President-elect Donald Trump calls ’em as he sees ’em, and he sees New York Senator Chuck Schumer (D) as the Head Clown. There may be some history involved between the two given that both are New York state residents, and, if there is, it was apparently not-so-good history from the sound of things. They have likely had some prior skirmishes somewhere along the line. Maybe it was something as small as a snub at a cocktail party. Or maybe Schumer has had a hand in making The Donald’s life more difficult in one or more dealings.
Sen. Schumer has been touting his and, by connection, Democrats’ in the Senate ability to hold up Supreme Court appointments one of which will certainly be offered up by President Trump likely very soon after the swearing in ceremony. This points to the one sure weapon that Democrats hold and that is the ability to obstruct.
The U.S. Supreme Court nominee is the key to the foreseeable future since Republicans expect to make the Court reliably conservative for years to come. This is among the really big plums that came along with the victory by Trump. Trump has produced a list of sitting judges whom he has deemed to be reliably conservative, and he plans to begin that process soon after his swearing in on January 20th.

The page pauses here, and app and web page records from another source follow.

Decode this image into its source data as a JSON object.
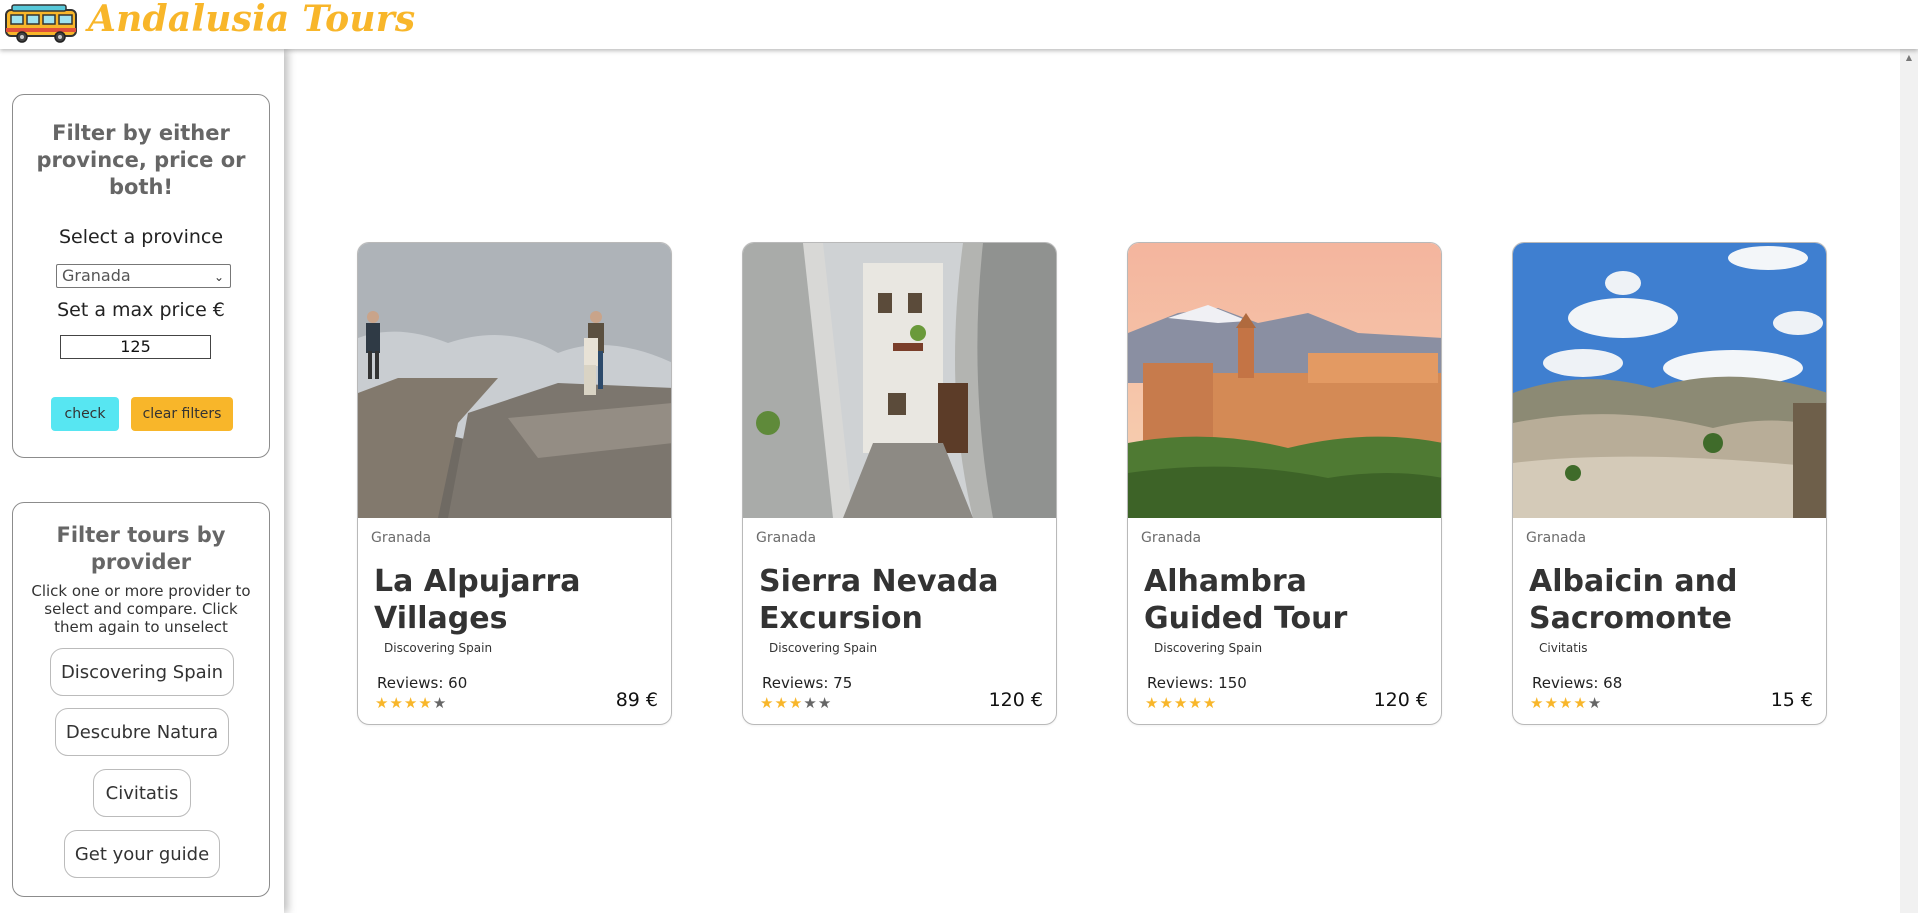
{
  "header": {
    "brand": "Andalusia Tours",
    "logo_icon": "bus-icon"
  },
  "filter_panel": {
    "title": "Filter by either province, price or both!",
    "province_label": "Select a province",
    "province_selected": "Granada",
    "price_label": "Set a max price €",
    "max_price_value": "125",
    "check_label": "check",
    "clear_label": "clear filters"
  },
  "provider_panel": {
    "title": "Filter tours by provider",
    "description": "Click one or more provider to select and compare. Click them again to unselect",
    "providers": [
      "Discovering Spain",
      "Descubre Natura",
      "Civitatis",
      "Get your guide"
    ]
  },
  "tours": [
    {
      "province": "Granada",
      "title": "La Alpujarra Villages",
      "provider": "Discovering Spain",
      "reviews": "Reviews: 60",
      "rating": 4,
      "price": "89 €"
    },
    {
      "province": "Granada",
      "title": "Sierra Nevada Excursion",
      "provider": "Discovering Spain",
      "reviews": "Reviews: 75",
      "rating": 3,
      "price": "120 €"
    },
    {
      "province": "Granada",
      "title": "Alhambra Guided Tour",
      "provider": "Discovering Spain",
      "reviews": "Reviews: 150",
      "rating": 5,
      "price": "120 €"
    },
    {
      "province": "Granada",
      "title": "Albaicin and Sacromonte",
      "provider": "Civitatis",
      "reviews": "Reviews: 68",
      "rating": 4,
      "price": "15 €"
    }
  ],
  "colors": {
    "brand": "#f8b62a",
    "check": "#57e6f2",
    "star_on": "#f8b62a",
    "star_off": "#666666"
  }
}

The art of the deal is a prized skill within the U.S. Senate, and the Senate has some seemingly very archaic rules that can be invoked during debates. At best, these rules are oft used as delaying and negotiating tactics; at worst, these rules can become the weapon that derailed an appointment. From the perspective of you and me, these rules seem contrary to the simple understanding that the party with the most votes wins.
We have witnessed Sen. Schumer in prior Senate battles and we know he has been battle-hardened and is not an easy mark; he has to be taken seriously. By the same token, we know the reputation of the President-elect. There will likely be sparks flying before this is settled.
We have gotten a preview of the way things are probably going to go down in the District of Columbia on and after January 20, 2017. Nothing will come easily for the Republicans. The Democrats are so far down in numbers as to seemingly have nothing to lose by being the masters of obstruction. They have experience in this game and they can often emerge with a negotiated victory or at least a ‘saving of face’ outcome.
There is also the potential for some disgruntled Republicans to see these internecine battles as keys to the treasure from their own perspective. They may be able to twist their way into somehow ‘solving’ an issue by negotiating side deals with the Dems in a sort of scratch my back and I’ll scratch your back relationship. This is a world that differs from what you and I see and from how we operate in our own lives.
Sen. Schumer has made it very clear that he sees his role as the Democrats’ savior. What better way to demonstrate that than to obstruct a Supreme Court appointment just ’cause. He has no doubt told his colleagues that he’ll do this and he now has no choice but to go after it like a dog with a bunny in its mouth. This is the shining moment he has been awaiting, and he’ll not likely let it go to waste.
I suspect that the majority of us simple voting citizens are appalled that something like this can happen in our national government, but we will be able to watch as the saga unfolds. Those of the Democrat persuasion will be eager to see the dog shake the bunny and those of the Republican persuasion will be repulsed. We tend to forget that both sides handle such situations similarly and that we have been on both the winning end and losing end before.
This points out the absolute importance of the vote each of us has, and of the necessity of us casting our ballots at every opportunity. It points out the wisdom of the founding fathers who established the Electoral College in the manner they did to preclude population centers from being able to rule easily over those of us in the hinterlands. It points out that governance can, at times, be ugly to behold.
This situation will give us a much better feel for the President-elect and what we can expect from him over the next four years. He didn’t get himself in this position unknowingly. He knew he would be in a confrontation sooner rather than later and has apparently chosen his battle. I am coming to believe that Trump does not make flip judgments. I suspect he is that consummate chess player who is able to visualize several moves further in the ‘game’ as he decided what to do with this move.
He called out Sen. Schumer intentionally knowing exactly what he was going to get into, and he decided he wanted this to occur early in his Presidency probably to set an example for anyone that decides to go up against him whether domestically or internationally.
President-Elect Trump seems very comfortable in his own skin and that bespeaks of the potential for being among our better Presidents ever. These two men are East coast Pitbulls who have the scars to prove they’re not afraid of a fight. In fifteen days, the ‘elect’ part of his current title goes away and the sitting President begins his first term. This is not likely to be a serene non-event Presidency from all indications.